Blackwater River State Forest is home to many species on the federally endangered and threatened list.

  • 1 Fish
  • 5  Amphibians
  • 8 Reptiles
  • 5 Birds
  • 3 Mammals
  • 54 Invertebrates
  • 19 Plants and Lichens

The Nature Conservancy says of Blackwater River State Park:

“Considered by many as Florida’s premier state forest, Blackwater River State Forest — 209,571 acres and counting — is the bedrock of a conservation complex that hosts an amazing 300 species of birds and 2,500 species of plants.  One of the most biologically rich areas in the US, the forest is part of a vital nature corridor that gently rolls from Conecuh National Forest along the Florida-Alabama line to the Gulf of Mexico.”

“The state forest is a significant piece of the largest, continuous longleaf pine/wiregrass forest complex in the world. Once blanketing the entire southeastern United States, only 3 percent of that vast forest survives today.

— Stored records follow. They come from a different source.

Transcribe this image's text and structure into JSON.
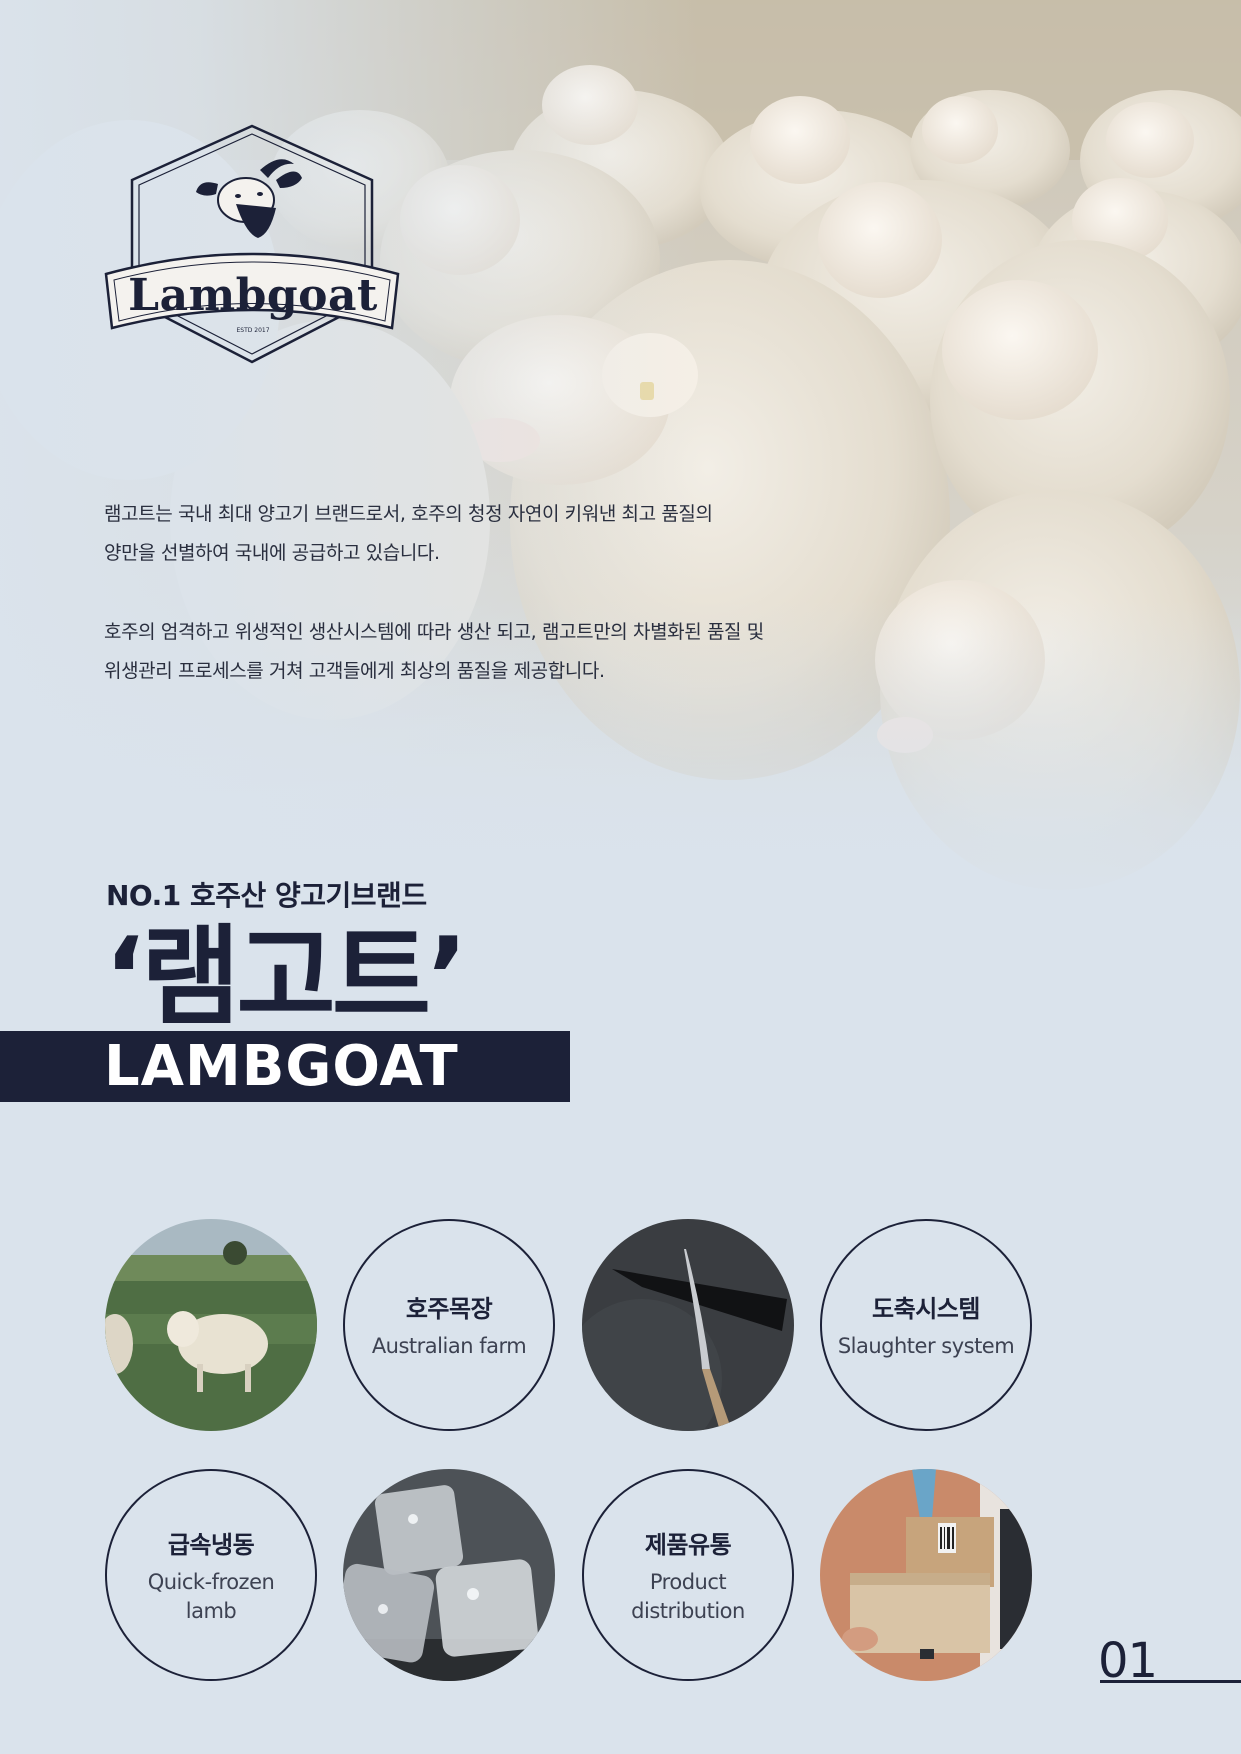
{
  "brand": {
    "logo_word": "Lambgoat",
    "logo_est": "ESTD 2017"
  },
  "intro": {
    "paragraph1_line1": "램고트는 국내 최대 양고기 브랜드로서, 호주의 청정 자연이 키워낸 최고 품질의",
    "paragraph1_line2": "양만을 선별하여 국내에 공급하고 있습니다.",
    "paragraph2_line1": "호주의 엄격하고 위생적인 생산시스템에 따라 생산 되고, 램고트만의 차별화된 품질 및",
    "paragraph2_line2": "위생관리 프로세스를 거쳐 고객들에게 최상의 품질을  제공합니다."
  },
  "headline": {
    "tagline": "NO.1 호주산 양고기브랜드",
    "title_ko": "‘램고트’",
    "title_en": "LAMBGOAT"
  },
  "features": [
    {
      "ko": "호주목장",
      "en": "Australian farm"
    },
    {
      "ko": "도축시스템",
      "en": "Slaughter system"
    },
    {
      "ko": "급속냉동",
      "en": "Quick-frozen lamb"
    },
    {
      "ko": "제품유통",
      "en": "Product distribution"
    }
  ],
  "page": {
    "number": "01"
  },
  "colors": {
    "navy": "#1c2138",
    "background": "#dae3ec"
  }
}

For more:  see http://www.nature.org/ourinitiatives/regions/northamerica/unitedstates.